* **Given data**
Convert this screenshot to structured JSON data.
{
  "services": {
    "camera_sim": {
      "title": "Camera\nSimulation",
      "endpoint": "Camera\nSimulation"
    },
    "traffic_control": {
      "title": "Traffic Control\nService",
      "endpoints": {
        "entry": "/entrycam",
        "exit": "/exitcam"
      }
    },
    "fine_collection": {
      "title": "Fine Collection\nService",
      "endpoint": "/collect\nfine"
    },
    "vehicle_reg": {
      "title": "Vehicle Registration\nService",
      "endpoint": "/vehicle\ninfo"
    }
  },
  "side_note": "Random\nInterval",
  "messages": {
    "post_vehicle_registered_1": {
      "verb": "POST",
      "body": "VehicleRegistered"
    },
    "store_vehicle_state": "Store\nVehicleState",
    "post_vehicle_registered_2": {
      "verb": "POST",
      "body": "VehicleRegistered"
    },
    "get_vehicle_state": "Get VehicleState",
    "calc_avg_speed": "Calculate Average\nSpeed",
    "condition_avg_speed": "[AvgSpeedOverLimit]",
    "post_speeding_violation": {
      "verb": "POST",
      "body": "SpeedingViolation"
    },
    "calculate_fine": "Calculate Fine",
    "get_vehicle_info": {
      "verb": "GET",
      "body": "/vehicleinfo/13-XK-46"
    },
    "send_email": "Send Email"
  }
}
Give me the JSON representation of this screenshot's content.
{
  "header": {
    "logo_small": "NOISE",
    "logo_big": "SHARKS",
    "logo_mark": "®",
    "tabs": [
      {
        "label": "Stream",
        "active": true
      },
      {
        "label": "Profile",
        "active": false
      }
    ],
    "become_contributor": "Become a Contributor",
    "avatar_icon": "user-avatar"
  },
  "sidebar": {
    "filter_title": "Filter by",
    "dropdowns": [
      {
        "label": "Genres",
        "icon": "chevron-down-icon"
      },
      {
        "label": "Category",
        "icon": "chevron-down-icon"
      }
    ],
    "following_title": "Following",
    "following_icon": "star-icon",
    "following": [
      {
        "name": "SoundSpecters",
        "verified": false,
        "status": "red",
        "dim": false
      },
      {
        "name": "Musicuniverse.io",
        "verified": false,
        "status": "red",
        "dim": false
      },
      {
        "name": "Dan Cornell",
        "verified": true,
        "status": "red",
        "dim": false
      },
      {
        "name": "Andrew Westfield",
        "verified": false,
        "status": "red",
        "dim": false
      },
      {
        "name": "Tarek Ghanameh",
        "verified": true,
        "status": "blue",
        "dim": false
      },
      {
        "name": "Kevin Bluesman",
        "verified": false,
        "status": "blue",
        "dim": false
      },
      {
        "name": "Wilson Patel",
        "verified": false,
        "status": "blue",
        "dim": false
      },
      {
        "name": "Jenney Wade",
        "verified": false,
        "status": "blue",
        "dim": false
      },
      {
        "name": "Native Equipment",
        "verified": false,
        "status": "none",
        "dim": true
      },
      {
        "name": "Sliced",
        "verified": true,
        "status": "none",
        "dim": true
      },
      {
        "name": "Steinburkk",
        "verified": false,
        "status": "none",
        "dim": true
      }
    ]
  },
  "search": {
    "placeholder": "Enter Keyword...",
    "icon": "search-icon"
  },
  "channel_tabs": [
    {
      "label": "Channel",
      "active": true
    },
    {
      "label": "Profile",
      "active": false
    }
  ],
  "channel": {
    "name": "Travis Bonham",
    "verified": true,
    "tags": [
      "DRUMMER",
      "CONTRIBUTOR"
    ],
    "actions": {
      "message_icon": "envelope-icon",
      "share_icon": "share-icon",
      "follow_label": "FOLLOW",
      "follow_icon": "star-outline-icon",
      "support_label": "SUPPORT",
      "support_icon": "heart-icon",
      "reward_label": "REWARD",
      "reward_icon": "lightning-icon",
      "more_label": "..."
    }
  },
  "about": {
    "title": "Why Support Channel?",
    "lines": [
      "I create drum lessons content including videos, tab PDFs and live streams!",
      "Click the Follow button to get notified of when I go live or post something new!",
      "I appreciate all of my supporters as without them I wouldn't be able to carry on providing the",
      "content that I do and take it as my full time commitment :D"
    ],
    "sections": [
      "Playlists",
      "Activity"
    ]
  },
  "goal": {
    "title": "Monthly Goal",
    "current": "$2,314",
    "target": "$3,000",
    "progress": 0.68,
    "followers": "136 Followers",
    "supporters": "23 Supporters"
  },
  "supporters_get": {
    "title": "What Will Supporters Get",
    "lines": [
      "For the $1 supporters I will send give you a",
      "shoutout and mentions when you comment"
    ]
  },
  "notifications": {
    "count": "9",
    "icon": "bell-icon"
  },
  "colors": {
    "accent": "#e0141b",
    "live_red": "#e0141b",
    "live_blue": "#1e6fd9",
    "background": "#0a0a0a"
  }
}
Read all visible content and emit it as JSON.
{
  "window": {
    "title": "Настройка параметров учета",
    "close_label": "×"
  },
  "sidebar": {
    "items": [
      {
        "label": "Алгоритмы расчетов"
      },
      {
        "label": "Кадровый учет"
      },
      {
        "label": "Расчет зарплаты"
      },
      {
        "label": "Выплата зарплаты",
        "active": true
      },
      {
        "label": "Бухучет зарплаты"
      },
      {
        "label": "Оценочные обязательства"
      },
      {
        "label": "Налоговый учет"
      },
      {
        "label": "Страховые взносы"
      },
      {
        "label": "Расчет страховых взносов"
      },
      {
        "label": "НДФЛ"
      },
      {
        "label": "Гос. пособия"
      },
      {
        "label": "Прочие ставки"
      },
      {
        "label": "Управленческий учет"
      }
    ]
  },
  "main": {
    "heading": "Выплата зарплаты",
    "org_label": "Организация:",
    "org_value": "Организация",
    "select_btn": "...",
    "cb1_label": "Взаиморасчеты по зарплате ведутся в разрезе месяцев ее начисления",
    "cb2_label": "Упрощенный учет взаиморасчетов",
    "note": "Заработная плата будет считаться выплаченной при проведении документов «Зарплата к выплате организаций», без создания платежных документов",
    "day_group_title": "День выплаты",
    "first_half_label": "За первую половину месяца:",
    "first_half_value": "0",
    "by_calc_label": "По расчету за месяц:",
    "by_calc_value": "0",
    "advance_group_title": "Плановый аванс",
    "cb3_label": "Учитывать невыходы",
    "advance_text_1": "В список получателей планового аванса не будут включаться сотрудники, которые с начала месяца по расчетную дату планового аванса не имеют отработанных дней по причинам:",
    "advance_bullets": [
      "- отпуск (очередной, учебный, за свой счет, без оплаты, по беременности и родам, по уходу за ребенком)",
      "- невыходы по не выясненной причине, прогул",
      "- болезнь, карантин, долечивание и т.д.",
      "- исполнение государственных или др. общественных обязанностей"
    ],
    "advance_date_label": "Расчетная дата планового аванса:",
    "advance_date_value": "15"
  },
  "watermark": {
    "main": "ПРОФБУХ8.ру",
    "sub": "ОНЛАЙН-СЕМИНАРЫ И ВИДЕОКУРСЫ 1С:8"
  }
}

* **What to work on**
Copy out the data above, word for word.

* **Answer space**
Convert this screenshot to structured JSON data.
{
  "services": {
    "camera_sim": {
      "title": "Camera\nSimulation",
      "endpoint": "Camera\nSimulation"
    },
    "traffic_control": {
      "title": "Traffic Control\nService",
      "endpoints": {
        "entry": "/entrycam",
        "exit": "/exitcam"
      }
    },
    "fine_collection": {
      "title": "Fine Collection\nService",
      "endpoint": "/collect\nfine"
    },
    "vehicle_reg": {
      "title": "Vehicle Registration\nService",
      "endpoint": "/vehicle\ninfo"
    }
  },
  "side_note": "Random\nInterval",
  "messages": {
    "post_vehicle_registered_1": {
      "verb": "POST",
      "body": "VehicleRegistered"
    },
    "store_vehicle_state": "Store\nVehicleState",
    "post_vehicle_registered_2": {
      "verb": "POST",
      "body": "VehicleRegistered"
    },
    "get_vehicle_state": "Get VehicleState",
    "calc_avg_speed": "Calculate Average\nSpeed",
    "condition_avg_speed": "[AvgSpeedOverLimit]",
    "post_speeding_violation": {
      "verb": "POST",
      "body": "SpeedingViolation"
    },
    "calculate_fine": "Calculate Fine",
    "get_vehicle_info": {
      "verb": "GET",
      "body": "/vehicleinfo/13-XK-46"
    },
    "send_email": "Send Email"
  }
}
Give me the JSON representation of this screenshot's content.
{
  "header": {
    "logo_small": "NOISE",
    "logo_big": "SHARKS",
    "logo_mark": "®",
    "tabs": [
      {
        "label": "Stream",
        "active": true
      },
      {
        "label": "Profile",
        "active": false
      }
    ],
    "become_contributor": "Become a Contributor",
    "avatar_icon": "user-avatar"
  },
  "sidebar": {
    "filter_title": "Filter by",
    "dropdowns": [
      {
        "label": "Genres",
        "icon": "chevron-down-icon"
      },
      {
        "label": "Category",
        "icon": "chevron-down-icon"
      }
    ],
    "following_title": "Following",
    "following_icon": "star-icon",
    "following": [
      {
        "name": "SoundSpecters",
        "verified": false,
        "status": "red",
        "dim": false
      },
      {
        "name": "Musicuniverse.io",
        "verified": false,
        "status": "red",
        "dim": false
      },
      {
        "name": "Dan Cornell",
        "verified": true,
        "status": "red",
        "dim": false
      },
      {
        "name": "Andrew Westfield",
        "verified": false,
        "status": "red",
        "dim": false
      },
      {
        "name": "Tarek Ghanameh",
        "verified": true,
        "status": "blue",
        "dim": false
      },
      {
        "name": "Kevin Bluesman",
        "verified": false,
        "status": "blue",
        "dim": false
      },
      {
        "name": "Wilson Patel",
        "verified": false,
        "status": "blue",
        "dim": false
      },
      {
        "name": "Jenney Wade",
        "verified": false,
        "status": "blue",
        "dim": false
      },
      {
        "name": "Native Equipment",
        "verified": false,
        "status": "none",
        "dim": true
      },
      {
        "name": "Sliced",
        "verified": true,
        "status": "none",
        "dim": true
      },
      {
        "name": "Steinburkk",
        "verified": false,
        "status": "none",
        "dim": true
      }
    ]
  },
  "search": {
    "placeholder": "Enter Keyword...",
    "icon": "search-icon"
  },
  "channel_tabs": [
    {
      "label": "Channel",
      "active": true
    },
    {
      "label": "Profile",
      "active": false
    }
  ],
  "channel": {
    "name": "Travis Bonham",
    "verified": true,
    "tags": [
      "DRUMMER",
      "CONTRIBUTOR"
    ],
    "actions": {
      "message_icon": "envelope-icon",
      "share_icon": "share-icon",
      "follow_label": "FOLLOW",
      "follow_icon": "star-outline-icon",
      "support_label": "SUPPORT",
      "support_icon": "heart-icon",
      "reward_label": "REWARD",
      "reward_icon": "lightning-icon",
      "more_label": "..."
    }
  },
  "about": {
    "title": "Why Support Channel?",
    "lines": [
      "I create drum lessons content including videos, tab PDFs and live streams!",
      "Click the Follow button to get notified of when I go live or post something new!",
      "I appreciate all of my supporters as without them I wouldn't be able to carry on providing the",
      "content that I do and take it as my full time commitment :D"
    ],
    "sections": [
      "Playlists",
      "Activity"
    ]
  },
  "goal": {
    "title": "Monthly Goal",
    "current": "$2,314",
    "target": "$3,000",
    "progress": 0.68,
    "followers": "136 Followers",
    "supporters": "23 Supporters"
  },
  "supporters_get": {
    "title": "What Will Supporters Get",
    "lines": [
      "For the $1 supporters I will send give you a",
      "shoutout and mentions when you comment"
    ]
  },
  "notifications": {
    "count": "9",
    "icon": "bell-icon"
  },
  "colors": {
    "accent": "#e0141b",
    "live_red": "#e0141b",
    "live_blue": "#1e6fd9",
    "background": "#0a0a0a"
  }
}
Read all visible content and emit it as JSON.
{
  "window": {
    "title": "Настройка параметров учета",
    "close_label": "×"
  },
  "sidebar": {
    "items": [
      {
        "label": "Алгоритмы расчетов"
      },
      {
        "label": "Кадровый учет"
      },
      {
        "label": "Расчет зарплаты"
      },
      {
        "label": "Выплата зарплаты",
        "active": true
      },
      {
        "label": "Бухучет зарплаты"
      },
      {
        "label": "Оценочные обязательства"
      },
      {
        "label": "Налоговый учет"
      },
      {
        "label": "Страховые взносы"
      },
      {
        "label": "Расчет страховых взносов"
      },
      {
        "label": "НДФЛ"
      },
      {
        "label": "Гос. пособия"
      },
      {
        "label": "Прочие ставки"
      },
      {
        "label": "Управленческий учет"
      }
    ]
  },
  "main": {
    "heading": "Выплата зарплаты",
    "org_label": "Организация:",
    "org_value": "Организация",
    "select_btn": "...",
    "cb1_label": "Взаиморасчеты по зарплате ведутся в разрезе месяцев ее начисления",
    "cb2_label": "Упрощенный учет взаиморасчетов",
    "note": "Заработная плата будет считаться выплаченной при проведении документов «Зарплата к выплате организаций», без создания платежных документов",
    "day_group_title": "День выплаты",
    "first_half_label": "За первую половину месяца:",
    "first_half_value": "0",
    "by_calc_label": "По расчету за месяц:",
    "by_calc_value": "0",
    "advance_group_title": "Плановый аванс",
    "cb3_label": "Учитывать невыходы",
    "advance_text_1": "В список получателей планового аванса не будут включаться сотрудники, которые с начала месяца по расчетную дату планового аванса не имеют отработанных дней по причинам:",
    "advance_bullets": [
      "- отпуск (очередной, учебный, за свой счет, без оплаты, по беременности и родам, по уходу за ребенком)",
      "- невыходы по не выясненной причине, прогул",
      "- болезнь, карантин, долечивание и т.д.",
      "- исполнение государственных или др. общественных обязанностей"
    ],
    "advance_date_label": "Расчетная дата планового аванса:",
    "advance_date_value": "15"
  },
  "watermark": {
    "main": "ПРОФБУХ8.ру",
    "sub": "ОНЛАЙН-СЕМИНАРЫ И ВИДЕОКУРСЫ 1С:8"
  }
}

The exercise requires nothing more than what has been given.